It's a race that is being conducted on the rooftops of New York and other global megacities, and the prize is the future of 5G, the next generation of wireless technology—capable of a thousand-fold increase in today's rates and fast enough to revolutionize wireless medical equipment, democratize Wi-Fi, and display high-definition movies on mobile devices without those annoying buffering delays.
In the Microwave Journal this month, New York University researchers recount how their new measurement tools and soundings from the Manhattan and Brooklyn rooftops of NYU are positioning the United States to take advantage of high-frequency radio waves. This millimeter-wave (mm-wave) spectrum was previously discounted because its tiny waves travel only short distances and were believed to be obstructed by rain, leaves, buildings, and bodies. Instead, the researchers of NYU WIRELESS, a research center of the NYU Polytechnic School of Engineering, report promising findings that could enable 5G mm-wave cells to be as large as several hundred meters—the same size as 4G cells in dense urban environments. This is an important economic incentive for carriers, which pay dearly for the rights to install each antenna covering a cell.
Professor Theodore (Ted) S. Rappaport, director of NYU WIRELESS, and student co-authors outlined their new tool, which uses National Instruments technology to measure mm-wave channels: a sliding correlator channel sounder system, which measures over very large bandwidths, even beyond line-of-sight conditions. The researchers tested in the 28 and 73 gigahertz bands, both outdoors and in the complex interior environment of a simulated office. The measurements, as well as the mathematical channel models, will help engineers design future mm-wave wireless communications systems and will assist in the standardization of these networks.

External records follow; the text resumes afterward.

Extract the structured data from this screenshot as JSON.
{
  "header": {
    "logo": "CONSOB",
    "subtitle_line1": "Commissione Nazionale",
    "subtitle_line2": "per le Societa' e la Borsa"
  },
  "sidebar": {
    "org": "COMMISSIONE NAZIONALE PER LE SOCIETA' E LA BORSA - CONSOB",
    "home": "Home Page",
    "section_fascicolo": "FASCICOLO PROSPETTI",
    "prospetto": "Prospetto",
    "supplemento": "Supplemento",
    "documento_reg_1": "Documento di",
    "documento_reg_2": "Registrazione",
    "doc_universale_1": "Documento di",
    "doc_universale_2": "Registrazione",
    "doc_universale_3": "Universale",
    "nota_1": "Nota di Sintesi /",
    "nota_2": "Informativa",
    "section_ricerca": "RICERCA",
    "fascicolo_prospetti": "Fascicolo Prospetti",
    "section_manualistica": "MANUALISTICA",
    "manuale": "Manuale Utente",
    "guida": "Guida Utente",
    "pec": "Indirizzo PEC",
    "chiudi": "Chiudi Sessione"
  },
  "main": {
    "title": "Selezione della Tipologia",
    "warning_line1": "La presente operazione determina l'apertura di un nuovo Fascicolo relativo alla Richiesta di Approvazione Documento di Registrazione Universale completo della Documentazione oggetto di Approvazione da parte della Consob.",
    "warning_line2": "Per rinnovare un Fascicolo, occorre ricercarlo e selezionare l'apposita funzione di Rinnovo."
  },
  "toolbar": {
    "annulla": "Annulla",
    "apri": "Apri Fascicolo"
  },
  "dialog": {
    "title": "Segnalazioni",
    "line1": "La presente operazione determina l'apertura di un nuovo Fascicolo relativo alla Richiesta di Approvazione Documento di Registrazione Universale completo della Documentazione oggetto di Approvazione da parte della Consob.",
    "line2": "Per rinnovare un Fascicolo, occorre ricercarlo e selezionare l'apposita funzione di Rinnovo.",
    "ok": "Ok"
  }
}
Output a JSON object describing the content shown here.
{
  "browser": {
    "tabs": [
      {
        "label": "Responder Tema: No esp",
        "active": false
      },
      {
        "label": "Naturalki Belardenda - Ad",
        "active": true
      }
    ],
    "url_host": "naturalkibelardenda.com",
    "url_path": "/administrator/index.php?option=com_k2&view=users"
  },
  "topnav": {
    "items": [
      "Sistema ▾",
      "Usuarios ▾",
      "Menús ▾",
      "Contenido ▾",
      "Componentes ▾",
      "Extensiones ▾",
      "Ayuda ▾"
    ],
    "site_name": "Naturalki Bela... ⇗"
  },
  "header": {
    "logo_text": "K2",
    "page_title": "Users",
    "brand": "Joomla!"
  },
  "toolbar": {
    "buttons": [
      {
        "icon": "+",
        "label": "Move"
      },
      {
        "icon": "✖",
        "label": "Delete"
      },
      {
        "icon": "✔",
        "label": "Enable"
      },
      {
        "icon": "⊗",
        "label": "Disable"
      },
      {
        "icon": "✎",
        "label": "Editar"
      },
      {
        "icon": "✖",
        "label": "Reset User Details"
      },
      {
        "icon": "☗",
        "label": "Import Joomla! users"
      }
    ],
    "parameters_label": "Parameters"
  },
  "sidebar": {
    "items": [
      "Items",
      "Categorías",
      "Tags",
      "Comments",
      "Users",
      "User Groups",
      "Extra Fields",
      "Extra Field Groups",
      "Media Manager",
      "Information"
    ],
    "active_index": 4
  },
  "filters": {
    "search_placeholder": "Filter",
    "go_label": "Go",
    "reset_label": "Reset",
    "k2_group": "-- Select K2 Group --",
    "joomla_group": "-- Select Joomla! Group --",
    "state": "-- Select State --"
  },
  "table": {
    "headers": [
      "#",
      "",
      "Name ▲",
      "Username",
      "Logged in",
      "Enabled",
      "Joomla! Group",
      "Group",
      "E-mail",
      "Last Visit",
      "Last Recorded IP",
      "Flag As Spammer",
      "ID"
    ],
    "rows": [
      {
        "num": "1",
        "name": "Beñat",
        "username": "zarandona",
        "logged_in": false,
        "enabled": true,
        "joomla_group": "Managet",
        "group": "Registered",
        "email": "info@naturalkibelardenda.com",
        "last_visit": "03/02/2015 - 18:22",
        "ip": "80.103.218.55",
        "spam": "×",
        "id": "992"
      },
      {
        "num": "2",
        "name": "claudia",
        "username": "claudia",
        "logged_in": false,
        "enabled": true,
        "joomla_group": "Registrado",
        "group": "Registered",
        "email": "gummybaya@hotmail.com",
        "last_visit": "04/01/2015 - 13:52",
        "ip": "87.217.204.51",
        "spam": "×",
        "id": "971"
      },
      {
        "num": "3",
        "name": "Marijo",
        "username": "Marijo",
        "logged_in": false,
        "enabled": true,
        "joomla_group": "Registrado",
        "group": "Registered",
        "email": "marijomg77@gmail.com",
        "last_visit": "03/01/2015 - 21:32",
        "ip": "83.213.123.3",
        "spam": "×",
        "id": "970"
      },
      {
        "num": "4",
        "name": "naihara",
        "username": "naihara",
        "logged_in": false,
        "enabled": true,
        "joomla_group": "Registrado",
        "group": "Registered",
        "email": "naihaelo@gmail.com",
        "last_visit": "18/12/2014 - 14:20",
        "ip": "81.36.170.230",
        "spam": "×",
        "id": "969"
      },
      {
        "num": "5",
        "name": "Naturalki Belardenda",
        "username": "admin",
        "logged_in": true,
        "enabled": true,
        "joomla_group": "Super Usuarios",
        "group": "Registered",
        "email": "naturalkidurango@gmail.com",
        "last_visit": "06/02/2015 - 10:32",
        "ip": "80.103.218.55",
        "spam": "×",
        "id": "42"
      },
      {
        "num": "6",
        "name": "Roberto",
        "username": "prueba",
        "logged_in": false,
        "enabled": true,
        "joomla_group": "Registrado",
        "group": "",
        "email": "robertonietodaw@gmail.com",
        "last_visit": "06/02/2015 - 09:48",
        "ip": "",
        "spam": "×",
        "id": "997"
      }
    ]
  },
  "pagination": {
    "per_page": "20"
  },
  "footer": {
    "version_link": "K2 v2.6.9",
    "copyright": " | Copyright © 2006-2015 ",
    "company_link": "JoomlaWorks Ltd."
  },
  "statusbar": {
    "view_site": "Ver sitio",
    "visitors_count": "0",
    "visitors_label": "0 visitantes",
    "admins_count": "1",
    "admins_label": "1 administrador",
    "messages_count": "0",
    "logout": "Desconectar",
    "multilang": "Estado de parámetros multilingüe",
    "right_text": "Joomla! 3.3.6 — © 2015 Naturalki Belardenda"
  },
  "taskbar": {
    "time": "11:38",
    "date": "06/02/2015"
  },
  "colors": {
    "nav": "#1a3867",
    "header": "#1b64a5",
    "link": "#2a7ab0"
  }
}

The article introduced extensive wideband mm-wave propagation measurements, as well as directional and omnidirectional path loss models and multipath spread characteristics. The measurements and modeling also revealed potential for some simplified receiver structures, as well as for the formation and combination of specific transmitting beams to improve the signal-to-noise ratio.
The Federal Communications Commission recently gave impetus to the race to 5G by opening up a two-month public comment period to explore the feasibility and implementation of high-frequency radio waves in the mm-wave spectrum. The Notice of Inquiry cites the research of NYU WIRELESS.
"Small Wavelengths—Big Potential: Millimeter Wave Propagation Measurements for 5G" was co-authored by doctoral students Sijia Deng, Christopher Slezak, and George MacCartney. The full paper can be viewed here.
New York University's Polytechnic School of Engineering launched NYU WIRELESS in August 2012. Focused on mass-deployable wireless devices across a wide range of applications and markets, NYU WIRELESS is the first university center to combine wireless, computing, and medical applications research. NYU WIRELESS includes more than 20 faculty members and 100 graduate students from the NYU School of Engineering Electrical and Computer Engineering Department, NYU Courant Institute of Mathematical Sciences, and the NYU Langone School of Medicine.
During its seminal mm-wave research, NYU WIRELESS is functioning as a hub linking its 11 industrial affiliates as well as researchers at other universities. Its measurements and theoretical modeling work continue to uncover unexpected potential. The center is also developing antennas and other 5G technology, including medical applications that will become possible with massive increases in data capacity.
Explore further: Searching for 1,000 times the capacity of 4G wireless
"Small Wavelengths – Big Potential: Millimeter Wave Propagation Measurements for 5G." www.microwavejournal.com/articles/23274